Entries shown.
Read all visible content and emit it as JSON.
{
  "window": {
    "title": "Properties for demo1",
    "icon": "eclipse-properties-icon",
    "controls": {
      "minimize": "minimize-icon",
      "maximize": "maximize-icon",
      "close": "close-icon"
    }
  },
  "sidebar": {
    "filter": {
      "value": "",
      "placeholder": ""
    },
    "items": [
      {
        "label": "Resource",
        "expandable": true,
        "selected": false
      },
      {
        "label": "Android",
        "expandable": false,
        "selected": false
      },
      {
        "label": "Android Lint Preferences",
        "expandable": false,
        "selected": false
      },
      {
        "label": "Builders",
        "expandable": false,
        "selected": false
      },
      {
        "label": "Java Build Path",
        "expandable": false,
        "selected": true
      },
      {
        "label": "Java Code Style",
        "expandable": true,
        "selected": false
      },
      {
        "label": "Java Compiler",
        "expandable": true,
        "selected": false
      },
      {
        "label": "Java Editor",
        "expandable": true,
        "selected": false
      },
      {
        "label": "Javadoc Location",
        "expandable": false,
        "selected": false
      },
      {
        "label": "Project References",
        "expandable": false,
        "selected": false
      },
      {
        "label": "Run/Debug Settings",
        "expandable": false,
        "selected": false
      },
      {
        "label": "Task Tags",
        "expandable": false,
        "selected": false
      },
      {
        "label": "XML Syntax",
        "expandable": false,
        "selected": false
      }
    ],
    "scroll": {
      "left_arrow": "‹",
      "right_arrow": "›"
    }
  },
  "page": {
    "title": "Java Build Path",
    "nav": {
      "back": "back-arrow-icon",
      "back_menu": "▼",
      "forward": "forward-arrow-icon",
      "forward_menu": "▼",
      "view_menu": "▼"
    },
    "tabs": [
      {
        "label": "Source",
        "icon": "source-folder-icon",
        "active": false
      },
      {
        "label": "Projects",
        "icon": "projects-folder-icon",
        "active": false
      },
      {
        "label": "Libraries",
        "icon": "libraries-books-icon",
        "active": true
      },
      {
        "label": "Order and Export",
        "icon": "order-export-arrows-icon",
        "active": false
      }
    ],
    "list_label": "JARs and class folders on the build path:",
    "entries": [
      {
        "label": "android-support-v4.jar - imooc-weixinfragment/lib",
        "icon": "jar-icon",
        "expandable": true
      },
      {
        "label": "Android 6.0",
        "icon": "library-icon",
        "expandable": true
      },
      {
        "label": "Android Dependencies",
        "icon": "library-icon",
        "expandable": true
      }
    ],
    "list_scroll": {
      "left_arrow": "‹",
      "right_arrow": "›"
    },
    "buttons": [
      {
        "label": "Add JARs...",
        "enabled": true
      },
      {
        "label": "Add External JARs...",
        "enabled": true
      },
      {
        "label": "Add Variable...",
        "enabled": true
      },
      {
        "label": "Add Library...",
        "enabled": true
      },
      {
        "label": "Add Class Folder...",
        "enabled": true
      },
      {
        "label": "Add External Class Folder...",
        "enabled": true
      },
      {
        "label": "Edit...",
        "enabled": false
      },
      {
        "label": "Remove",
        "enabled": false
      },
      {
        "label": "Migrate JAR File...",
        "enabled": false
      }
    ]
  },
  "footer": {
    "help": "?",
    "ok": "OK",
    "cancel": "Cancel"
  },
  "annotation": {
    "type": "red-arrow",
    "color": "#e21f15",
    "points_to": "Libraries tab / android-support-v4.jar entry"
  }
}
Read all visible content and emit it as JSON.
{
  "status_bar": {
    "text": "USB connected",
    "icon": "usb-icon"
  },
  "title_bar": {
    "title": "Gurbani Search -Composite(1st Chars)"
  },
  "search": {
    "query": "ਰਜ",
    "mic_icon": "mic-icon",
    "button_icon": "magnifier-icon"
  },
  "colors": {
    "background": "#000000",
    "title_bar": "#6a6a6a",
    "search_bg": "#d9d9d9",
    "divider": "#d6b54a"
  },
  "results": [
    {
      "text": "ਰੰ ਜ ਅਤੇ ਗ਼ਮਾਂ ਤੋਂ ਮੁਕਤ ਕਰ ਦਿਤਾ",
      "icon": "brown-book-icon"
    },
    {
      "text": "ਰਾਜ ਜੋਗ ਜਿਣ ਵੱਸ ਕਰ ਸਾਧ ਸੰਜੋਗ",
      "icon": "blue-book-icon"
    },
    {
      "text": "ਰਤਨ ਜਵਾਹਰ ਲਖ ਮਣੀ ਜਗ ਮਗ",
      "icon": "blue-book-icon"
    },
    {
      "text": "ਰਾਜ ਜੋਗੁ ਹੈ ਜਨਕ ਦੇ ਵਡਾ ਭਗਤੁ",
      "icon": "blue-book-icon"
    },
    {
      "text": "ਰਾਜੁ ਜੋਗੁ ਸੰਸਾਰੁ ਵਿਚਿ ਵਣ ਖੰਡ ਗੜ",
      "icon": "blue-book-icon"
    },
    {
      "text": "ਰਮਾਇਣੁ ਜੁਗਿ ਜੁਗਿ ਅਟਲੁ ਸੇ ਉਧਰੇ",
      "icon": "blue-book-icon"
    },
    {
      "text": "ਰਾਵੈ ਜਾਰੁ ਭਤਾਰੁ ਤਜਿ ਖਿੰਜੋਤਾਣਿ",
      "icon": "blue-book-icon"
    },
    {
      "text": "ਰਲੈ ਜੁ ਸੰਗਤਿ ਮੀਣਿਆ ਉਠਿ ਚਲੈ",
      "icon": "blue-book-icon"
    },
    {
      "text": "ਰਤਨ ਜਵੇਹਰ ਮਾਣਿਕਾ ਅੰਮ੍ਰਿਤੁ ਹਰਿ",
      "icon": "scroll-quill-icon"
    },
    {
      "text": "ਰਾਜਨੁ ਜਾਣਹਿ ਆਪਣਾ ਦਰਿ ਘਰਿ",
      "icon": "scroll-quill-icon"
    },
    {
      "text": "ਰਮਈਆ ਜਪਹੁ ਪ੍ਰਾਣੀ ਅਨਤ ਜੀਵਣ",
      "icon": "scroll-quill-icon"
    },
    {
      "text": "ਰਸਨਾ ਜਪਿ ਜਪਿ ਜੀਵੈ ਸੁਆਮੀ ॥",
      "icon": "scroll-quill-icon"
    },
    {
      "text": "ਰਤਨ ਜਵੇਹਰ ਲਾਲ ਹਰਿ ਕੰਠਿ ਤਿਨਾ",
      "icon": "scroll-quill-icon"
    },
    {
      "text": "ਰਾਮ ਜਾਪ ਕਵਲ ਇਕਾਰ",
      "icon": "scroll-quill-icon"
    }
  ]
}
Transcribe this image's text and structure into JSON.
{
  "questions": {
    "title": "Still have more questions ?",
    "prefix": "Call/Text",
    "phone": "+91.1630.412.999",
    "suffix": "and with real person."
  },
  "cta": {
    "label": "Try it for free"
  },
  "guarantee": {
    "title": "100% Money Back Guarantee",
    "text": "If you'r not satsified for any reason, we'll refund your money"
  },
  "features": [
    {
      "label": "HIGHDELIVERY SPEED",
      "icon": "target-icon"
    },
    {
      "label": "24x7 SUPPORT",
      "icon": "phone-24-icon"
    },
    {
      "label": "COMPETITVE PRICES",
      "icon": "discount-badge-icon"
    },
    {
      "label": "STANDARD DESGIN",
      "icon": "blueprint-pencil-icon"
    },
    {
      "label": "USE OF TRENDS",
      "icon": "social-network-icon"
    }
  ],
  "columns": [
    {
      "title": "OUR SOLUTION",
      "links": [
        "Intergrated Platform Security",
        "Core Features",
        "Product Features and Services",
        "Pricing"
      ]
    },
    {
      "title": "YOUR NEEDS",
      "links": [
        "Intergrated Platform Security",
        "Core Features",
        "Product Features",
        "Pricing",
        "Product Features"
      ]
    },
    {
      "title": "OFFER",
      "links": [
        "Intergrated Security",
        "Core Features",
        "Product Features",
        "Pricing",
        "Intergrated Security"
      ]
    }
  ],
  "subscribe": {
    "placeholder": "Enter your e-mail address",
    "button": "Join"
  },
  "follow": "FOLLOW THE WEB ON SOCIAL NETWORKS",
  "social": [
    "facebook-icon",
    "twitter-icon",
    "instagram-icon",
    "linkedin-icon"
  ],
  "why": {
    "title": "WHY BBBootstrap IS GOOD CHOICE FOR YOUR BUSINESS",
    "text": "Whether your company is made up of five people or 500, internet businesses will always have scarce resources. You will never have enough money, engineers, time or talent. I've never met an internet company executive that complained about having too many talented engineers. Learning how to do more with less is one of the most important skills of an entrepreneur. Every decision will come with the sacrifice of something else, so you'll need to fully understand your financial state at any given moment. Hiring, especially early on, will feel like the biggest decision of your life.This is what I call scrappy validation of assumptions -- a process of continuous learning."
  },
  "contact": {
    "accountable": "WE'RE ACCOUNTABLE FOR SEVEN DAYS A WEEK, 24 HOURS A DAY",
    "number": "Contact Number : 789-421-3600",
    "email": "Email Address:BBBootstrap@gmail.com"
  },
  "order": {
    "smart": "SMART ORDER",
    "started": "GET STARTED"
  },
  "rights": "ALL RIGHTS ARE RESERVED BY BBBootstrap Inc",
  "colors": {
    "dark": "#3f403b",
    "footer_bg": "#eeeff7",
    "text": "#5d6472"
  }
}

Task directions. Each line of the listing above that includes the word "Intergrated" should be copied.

Expected answer.
        "Intergrated Platform Security",
        "Intergrated Platform Security",
        "Intergrated Security",
        "Intergrated Security"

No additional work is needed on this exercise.